I must be crazy, because I just bought a mint 2009 GTI and I’m already dreaming about my next car. I know exactly what car it is already and in fact, I already made a website about it. Yeah that’s right, its a Fiat, its Italian, it has less horsepower than my current car and my 300ZX, and its a little round. But for some reason that little “clown car” (as Karen calls it) just really hits the right spot for me. I know it looks a little like a miniature Beetle, or a suped-up Smart Car, but I can’t help myself. Something about it just makes me grin when I look at it. Now I won’t be settling for the base model Fiat 500 when it comes to the US, because I’m crossing my fingers that the Abarth version makes it to our shores. That hot little hatch packs at least 160HP, lower suspension, bigger rims, better tires, and has the looks to match all that performance. I just think it would be a really fun car to drive. I’m not looking for the fastest car or the best drifter or even the absolute best looking, it just has to be fun and exciting and a little unique. That little Fiat definitely fits the bill. If you think I’m crazy, just watch this Top Gear and try to tell me I’m wrong:


Well I didn’t get a new car, but we did! Karen put her name on the loan and on the title, so its only fair that she gets to call it “ours” and drive it as well. We found a mint 2009 GTI with only 18,000 miles in Black Magic Pearl. Its in great condition and is a blast to own! Obviously it doesn’t have the same power as the Z, but because of smaller size and weight and because of the 2.0T TSI engine, it has much more torque on instant demand. In the Z power would slowly build before coming on like a tidal wave, whereas in the GTI its there as soon as you press the pedal. Instead of feeling like you’re being pushed by a freight train in the rear-wheel drive Z, it feels like you’re being dragged forward in the front-wheel drive GTI. Aside from the performance, the GTI is better in every way. More comfortable, better sound system, safer, feels smaller (not sure if it really is), brighter headlights (Xenon!), backseats, bigger tires, better gas mileage (like 10 more miles per gallon), quieter, and of course the automatic is a million times better to drive in traffic.

Pictures to come soon.

Party like its 1991!

I’m finally moving into the new millennium by buying a car built in it. I’m downgrading from two turbos to one, removing six cylinders and saying goodbye to two hundred horses in the process. But I’m also losing some weight and girth, and gaining a lot of “practicality”. Yes, I’m giving up the third pedal. Unfortunately I’m committed to commuting for the foreseeable future, so I want a car that’s comfortable to sit in and easy to drive, especially in the hell of stop and go traffic.

That doesn’t mean I’m throwing in the towel and moving one-step closer to a minivan! No, not yet. I won’t have more than two doors (and no the hatch doesn’t count) and my wheels will still be at least seventeen inches wide.
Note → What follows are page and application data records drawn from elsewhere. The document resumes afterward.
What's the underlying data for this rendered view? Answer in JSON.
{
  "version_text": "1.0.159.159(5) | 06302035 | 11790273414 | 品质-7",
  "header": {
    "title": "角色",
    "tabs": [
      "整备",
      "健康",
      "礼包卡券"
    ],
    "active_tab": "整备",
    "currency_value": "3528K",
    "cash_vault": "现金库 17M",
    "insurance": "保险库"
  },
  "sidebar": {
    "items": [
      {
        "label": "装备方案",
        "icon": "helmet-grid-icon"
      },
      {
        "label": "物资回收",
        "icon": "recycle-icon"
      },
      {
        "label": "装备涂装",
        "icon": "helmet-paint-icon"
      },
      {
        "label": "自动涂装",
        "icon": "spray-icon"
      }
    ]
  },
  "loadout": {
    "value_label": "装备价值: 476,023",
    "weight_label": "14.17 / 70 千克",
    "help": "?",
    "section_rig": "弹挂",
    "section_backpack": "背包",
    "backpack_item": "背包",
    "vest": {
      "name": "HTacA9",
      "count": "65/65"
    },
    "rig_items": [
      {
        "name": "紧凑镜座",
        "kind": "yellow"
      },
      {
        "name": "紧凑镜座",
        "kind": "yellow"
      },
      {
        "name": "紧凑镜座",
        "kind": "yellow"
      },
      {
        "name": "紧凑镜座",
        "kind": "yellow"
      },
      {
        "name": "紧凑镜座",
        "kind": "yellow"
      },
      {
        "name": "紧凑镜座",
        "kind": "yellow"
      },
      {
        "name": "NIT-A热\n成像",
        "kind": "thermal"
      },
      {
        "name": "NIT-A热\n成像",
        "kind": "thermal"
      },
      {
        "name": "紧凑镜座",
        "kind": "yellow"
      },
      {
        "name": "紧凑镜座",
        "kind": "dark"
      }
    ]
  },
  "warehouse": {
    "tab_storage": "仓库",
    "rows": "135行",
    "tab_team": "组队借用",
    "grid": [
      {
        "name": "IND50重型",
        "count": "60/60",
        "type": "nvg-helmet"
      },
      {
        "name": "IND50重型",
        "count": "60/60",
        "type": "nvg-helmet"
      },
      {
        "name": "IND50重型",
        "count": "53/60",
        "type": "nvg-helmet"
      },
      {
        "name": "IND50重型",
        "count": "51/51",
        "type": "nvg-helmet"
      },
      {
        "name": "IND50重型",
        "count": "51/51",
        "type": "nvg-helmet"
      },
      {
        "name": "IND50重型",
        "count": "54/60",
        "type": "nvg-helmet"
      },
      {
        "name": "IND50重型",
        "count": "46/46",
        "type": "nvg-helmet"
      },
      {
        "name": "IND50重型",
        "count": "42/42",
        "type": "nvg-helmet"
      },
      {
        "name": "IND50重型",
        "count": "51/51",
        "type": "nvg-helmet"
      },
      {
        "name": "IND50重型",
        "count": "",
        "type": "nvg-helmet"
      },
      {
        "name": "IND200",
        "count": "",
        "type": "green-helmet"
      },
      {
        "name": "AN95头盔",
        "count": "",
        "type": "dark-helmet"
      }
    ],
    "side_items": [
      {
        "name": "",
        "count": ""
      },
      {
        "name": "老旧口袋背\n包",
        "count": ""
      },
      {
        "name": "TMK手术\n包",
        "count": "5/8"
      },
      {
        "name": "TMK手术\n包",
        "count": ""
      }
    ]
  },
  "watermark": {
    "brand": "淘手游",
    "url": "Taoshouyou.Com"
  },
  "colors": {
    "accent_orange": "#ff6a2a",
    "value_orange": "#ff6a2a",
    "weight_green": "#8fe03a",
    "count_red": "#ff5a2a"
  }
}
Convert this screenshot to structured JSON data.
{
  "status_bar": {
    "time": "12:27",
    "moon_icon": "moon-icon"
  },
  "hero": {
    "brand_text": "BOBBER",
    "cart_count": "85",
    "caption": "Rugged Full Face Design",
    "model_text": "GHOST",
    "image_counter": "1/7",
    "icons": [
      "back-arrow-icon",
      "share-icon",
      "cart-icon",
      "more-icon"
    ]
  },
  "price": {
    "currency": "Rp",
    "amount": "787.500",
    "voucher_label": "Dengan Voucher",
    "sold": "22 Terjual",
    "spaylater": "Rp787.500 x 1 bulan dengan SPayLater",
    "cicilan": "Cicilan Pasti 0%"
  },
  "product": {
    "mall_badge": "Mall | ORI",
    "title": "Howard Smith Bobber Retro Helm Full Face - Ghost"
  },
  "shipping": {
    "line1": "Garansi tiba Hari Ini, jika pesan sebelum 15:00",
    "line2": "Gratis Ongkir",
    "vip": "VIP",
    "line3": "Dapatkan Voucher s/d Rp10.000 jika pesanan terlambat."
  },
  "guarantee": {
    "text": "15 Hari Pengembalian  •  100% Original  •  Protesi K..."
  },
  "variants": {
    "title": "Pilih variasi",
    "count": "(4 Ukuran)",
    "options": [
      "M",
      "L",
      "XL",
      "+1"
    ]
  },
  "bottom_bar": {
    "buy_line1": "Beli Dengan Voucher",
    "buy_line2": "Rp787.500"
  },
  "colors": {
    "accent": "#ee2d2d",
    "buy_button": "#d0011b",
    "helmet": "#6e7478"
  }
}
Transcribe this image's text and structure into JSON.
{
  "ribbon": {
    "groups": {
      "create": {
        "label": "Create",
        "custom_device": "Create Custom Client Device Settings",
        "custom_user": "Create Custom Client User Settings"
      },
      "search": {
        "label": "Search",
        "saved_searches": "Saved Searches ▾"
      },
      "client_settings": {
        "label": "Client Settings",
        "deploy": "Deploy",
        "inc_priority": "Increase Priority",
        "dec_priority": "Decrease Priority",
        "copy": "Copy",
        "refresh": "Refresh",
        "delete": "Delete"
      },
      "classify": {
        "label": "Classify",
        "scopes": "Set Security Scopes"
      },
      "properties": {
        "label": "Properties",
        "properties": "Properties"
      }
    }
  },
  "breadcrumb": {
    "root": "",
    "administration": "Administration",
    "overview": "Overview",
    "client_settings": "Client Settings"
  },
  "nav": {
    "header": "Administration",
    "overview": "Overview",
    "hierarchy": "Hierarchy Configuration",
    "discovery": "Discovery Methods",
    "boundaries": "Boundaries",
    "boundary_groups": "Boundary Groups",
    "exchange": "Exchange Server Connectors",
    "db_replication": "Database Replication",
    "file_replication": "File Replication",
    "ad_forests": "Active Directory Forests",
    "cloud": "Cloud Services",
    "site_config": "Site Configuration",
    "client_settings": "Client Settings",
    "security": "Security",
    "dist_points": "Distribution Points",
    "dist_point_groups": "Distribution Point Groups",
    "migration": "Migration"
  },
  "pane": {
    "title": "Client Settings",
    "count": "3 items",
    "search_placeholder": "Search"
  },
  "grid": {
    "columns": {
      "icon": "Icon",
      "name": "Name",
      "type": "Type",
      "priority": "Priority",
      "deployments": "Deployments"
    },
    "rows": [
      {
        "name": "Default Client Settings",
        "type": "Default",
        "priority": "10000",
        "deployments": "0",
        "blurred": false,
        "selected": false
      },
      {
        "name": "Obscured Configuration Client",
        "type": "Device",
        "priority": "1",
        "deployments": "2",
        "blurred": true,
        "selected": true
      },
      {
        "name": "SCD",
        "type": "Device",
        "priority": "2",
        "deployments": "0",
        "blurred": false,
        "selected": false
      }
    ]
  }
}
My new car will even have a sport mode and “flappy pedals”. It has launch control. I can turn traction control off. The muffler still growls on occasion. I will still beat most people off the line. I will own the hottest of the hot hatches!

The real reason I’m selling my car is that I can’t stand it any more. I love the car on Sunday afternoon, with the t-tops down and the wind in my hair. I love it on Monday night when the traffic breaks up early and there’s plenty of room to put the throttle down. But for 90% of the time I’m in the car, I hate it. I hate going sideways over speed bumps and still scratching the bottom, I hate feeling every pothole and dip in the awful roads here in Austin, and I hate clutching and feathering the throttle a hundred times on my way to work. I’m tired of the creaks, the leaks, the bumps and all the worry the comes with having a nineteen year old car.

So for now, its time to party like its 1991 and enjoy the Z while I still have it.